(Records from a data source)
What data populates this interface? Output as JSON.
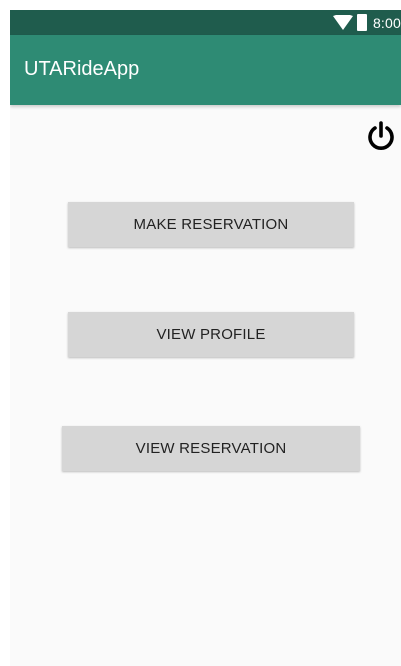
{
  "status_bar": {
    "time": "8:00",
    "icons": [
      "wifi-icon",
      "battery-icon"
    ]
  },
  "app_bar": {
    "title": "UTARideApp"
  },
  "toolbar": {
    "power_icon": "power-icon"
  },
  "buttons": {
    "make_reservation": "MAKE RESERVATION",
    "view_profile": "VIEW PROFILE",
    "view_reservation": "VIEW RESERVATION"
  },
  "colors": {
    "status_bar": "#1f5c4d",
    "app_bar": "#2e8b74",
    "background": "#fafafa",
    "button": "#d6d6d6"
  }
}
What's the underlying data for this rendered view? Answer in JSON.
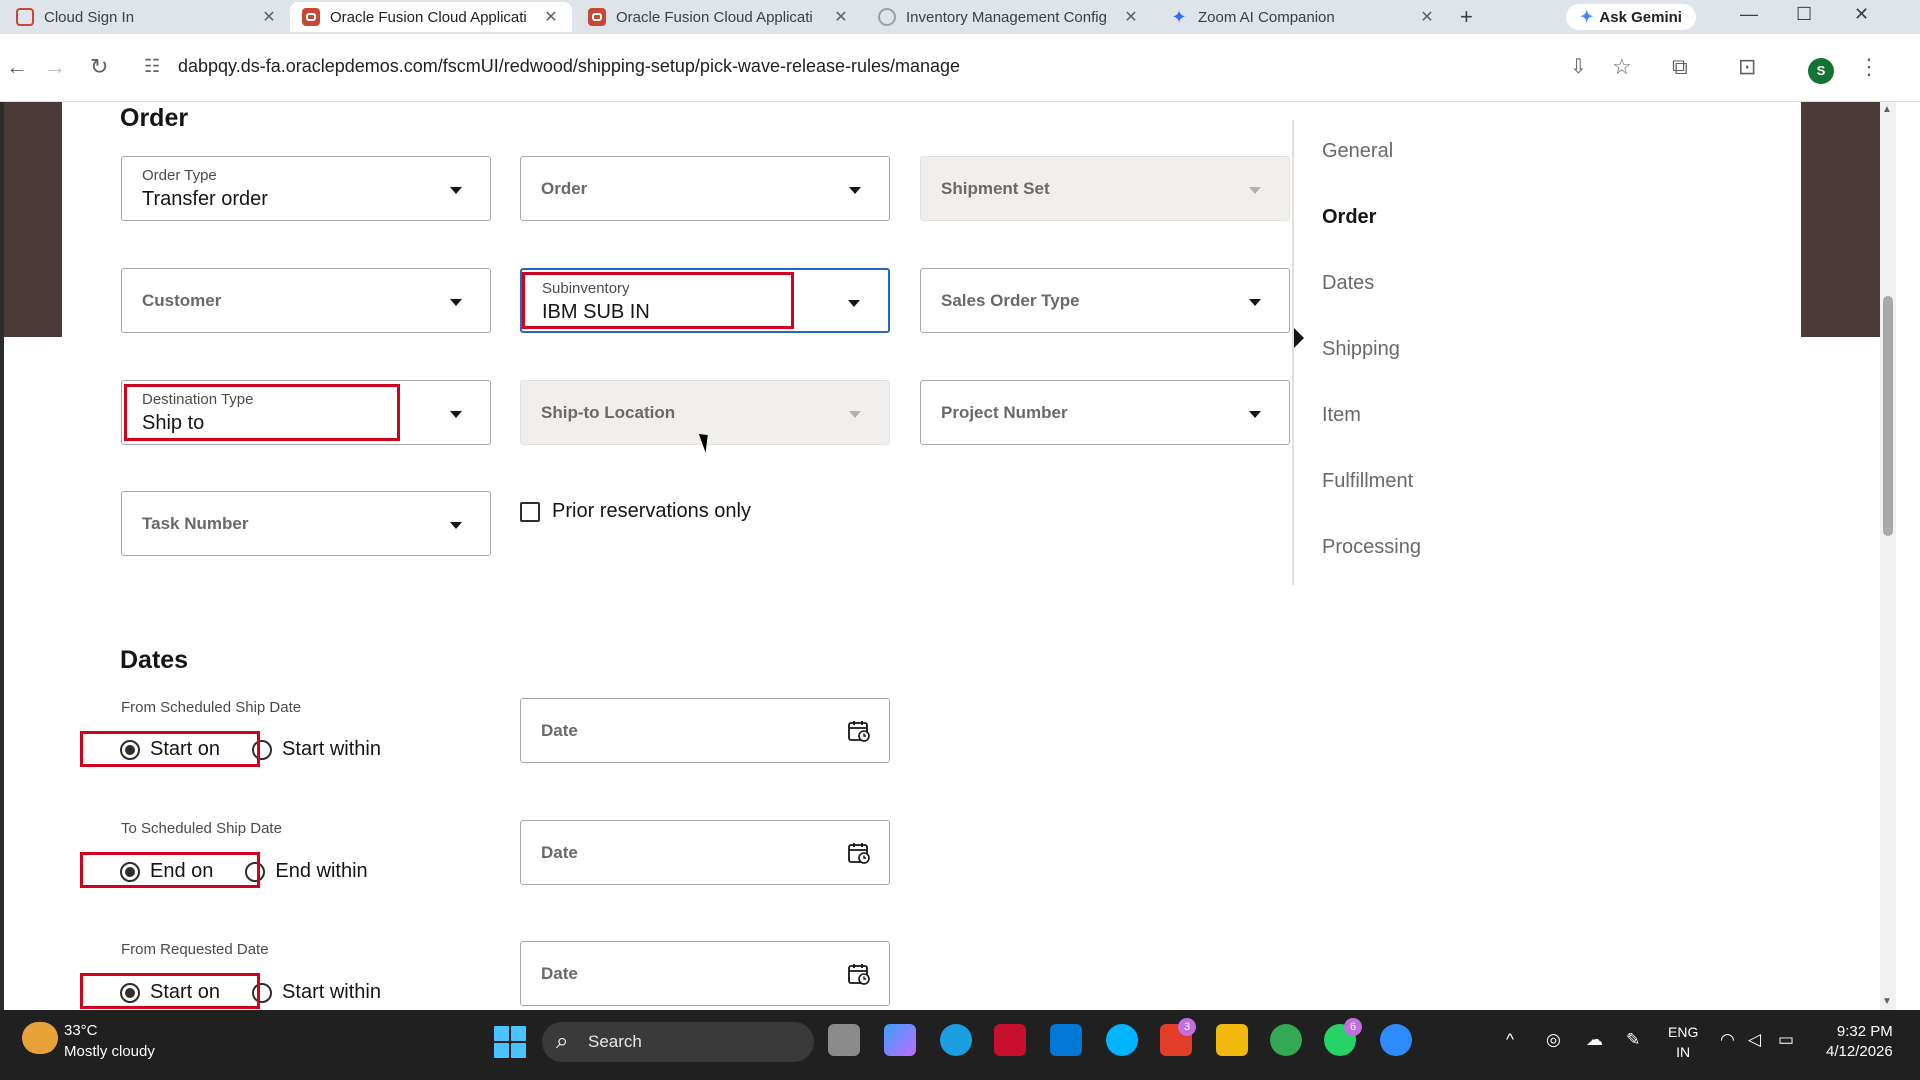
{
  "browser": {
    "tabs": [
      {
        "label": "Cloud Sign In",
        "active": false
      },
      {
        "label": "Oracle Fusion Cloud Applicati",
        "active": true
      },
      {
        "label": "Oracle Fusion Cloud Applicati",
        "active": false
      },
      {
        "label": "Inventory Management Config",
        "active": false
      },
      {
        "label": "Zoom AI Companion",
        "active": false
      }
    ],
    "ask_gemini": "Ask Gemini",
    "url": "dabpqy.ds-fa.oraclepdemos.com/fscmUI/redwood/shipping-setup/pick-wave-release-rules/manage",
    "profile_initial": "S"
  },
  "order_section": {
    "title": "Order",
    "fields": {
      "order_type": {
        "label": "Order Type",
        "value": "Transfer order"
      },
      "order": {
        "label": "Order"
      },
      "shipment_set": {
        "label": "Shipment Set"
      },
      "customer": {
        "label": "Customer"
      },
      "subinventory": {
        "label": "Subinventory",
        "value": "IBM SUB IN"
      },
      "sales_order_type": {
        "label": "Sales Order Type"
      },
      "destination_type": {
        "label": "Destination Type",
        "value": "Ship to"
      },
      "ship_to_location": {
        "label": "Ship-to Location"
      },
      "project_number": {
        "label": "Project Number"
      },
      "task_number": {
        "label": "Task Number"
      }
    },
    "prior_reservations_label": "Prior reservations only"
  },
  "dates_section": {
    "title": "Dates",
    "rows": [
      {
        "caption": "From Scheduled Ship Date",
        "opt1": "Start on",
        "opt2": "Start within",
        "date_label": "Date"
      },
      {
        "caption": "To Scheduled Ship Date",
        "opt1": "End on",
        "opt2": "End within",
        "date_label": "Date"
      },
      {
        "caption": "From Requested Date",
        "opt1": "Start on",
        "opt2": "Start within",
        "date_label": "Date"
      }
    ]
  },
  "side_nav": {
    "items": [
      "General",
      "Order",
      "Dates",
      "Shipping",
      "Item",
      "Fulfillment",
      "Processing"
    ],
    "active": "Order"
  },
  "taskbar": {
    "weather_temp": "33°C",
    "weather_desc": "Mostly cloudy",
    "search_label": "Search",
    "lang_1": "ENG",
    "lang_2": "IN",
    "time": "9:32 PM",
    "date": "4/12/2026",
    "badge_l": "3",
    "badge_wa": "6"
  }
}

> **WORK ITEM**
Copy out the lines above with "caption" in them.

> **TASK SOLUTION**
        "caption": "From Scheduled Ship Date",
        "caption": "To Scheduled Ship Date",
        "caption": "From Requested Date",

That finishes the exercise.